● TASK PROMPT: The expected answer is a bare count of the lines in the data below that contain "this".

*** SUPPLIED MATERIAL

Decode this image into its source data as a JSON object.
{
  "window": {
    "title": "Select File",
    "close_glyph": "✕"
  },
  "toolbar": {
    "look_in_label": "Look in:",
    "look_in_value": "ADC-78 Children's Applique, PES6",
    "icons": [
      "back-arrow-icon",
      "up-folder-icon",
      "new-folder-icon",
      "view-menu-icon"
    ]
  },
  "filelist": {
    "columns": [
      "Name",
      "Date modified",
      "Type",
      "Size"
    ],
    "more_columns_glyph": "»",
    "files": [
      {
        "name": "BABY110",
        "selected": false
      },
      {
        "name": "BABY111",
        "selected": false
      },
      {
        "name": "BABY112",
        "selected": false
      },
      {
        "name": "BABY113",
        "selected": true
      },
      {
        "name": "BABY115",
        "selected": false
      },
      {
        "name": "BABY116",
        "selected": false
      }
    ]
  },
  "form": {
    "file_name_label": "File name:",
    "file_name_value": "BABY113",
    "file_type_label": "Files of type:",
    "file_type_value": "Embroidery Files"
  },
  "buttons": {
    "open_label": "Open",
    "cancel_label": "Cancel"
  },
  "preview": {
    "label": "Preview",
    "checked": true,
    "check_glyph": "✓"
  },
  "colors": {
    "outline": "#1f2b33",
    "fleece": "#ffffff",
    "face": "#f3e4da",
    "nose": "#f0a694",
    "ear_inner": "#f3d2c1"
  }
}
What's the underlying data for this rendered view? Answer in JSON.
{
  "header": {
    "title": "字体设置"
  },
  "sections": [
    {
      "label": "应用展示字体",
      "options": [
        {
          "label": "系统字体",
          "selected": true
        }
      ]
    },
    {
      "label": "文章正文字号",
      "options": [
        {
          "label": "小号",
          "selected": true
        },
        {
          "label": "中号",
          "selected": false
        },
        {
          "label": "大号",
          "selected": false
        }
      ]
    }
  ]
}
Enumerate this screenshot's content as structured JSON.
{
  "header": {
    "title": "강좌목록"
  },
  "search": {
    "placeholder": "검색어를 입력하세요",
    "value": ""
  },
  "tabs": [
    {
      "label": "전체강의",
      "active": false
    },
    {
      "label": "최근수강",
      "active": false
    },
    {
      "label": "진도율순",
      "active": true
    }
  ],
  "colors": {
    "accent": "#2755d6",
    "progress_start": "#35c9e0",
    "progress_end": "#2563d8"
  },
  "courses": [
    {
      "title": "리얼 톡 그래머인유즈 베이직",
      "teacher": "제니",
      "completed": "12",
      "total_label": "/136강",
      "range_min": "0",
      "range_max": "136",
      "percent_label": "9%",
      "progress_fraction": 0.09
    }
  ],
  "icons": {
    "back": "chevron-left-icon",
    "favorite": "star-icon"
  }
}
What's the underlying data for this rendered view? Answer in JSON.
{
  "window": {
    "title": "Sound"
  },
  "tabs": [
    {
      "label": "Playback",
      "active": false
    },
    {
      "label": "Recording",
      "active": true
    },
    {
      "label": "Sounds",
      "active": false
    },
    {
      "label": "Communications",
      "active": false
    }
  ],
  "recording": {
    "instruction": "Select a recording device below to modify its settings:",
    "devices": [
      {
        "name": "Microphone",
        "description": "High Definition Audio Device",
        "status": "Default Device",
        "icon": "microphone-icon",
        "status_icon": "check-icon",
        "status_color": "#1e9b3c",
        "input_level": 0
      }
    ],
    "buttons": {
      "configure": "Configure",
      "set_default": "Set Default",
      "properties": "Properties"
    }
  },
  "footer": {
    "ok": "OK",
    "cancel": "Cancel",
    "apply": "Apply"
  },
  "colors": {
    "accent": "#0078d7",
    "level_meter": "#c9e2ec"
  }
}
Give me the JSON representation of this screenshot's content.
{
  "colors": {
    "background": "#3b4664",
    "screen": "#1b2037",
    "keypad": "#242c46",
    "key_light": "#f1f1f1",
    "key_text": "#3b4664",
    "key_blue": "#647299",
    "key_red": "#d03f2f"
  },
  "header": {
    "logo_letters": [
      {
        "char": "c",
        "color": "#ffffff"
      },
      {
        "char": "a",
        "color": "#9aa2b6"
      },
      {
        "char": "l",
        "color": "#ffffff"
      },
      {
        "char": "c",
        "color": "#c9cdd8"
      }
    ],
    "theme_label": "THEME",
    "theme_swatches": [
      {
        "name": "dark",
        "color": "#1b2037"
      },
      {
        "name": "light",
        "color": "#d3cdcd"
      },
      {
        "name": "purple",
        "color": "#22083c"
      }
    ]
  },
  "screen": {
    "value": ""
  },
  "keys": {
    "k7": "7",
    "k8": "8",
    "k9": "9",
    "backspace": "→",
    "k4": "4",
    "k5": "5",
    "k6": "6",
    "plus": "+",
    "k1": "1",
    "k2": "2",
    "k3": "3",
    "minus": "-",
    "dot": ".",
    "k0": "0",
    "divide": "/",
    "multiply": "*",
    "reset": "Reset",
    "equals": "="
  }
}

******

● TASK OUTPUT: 5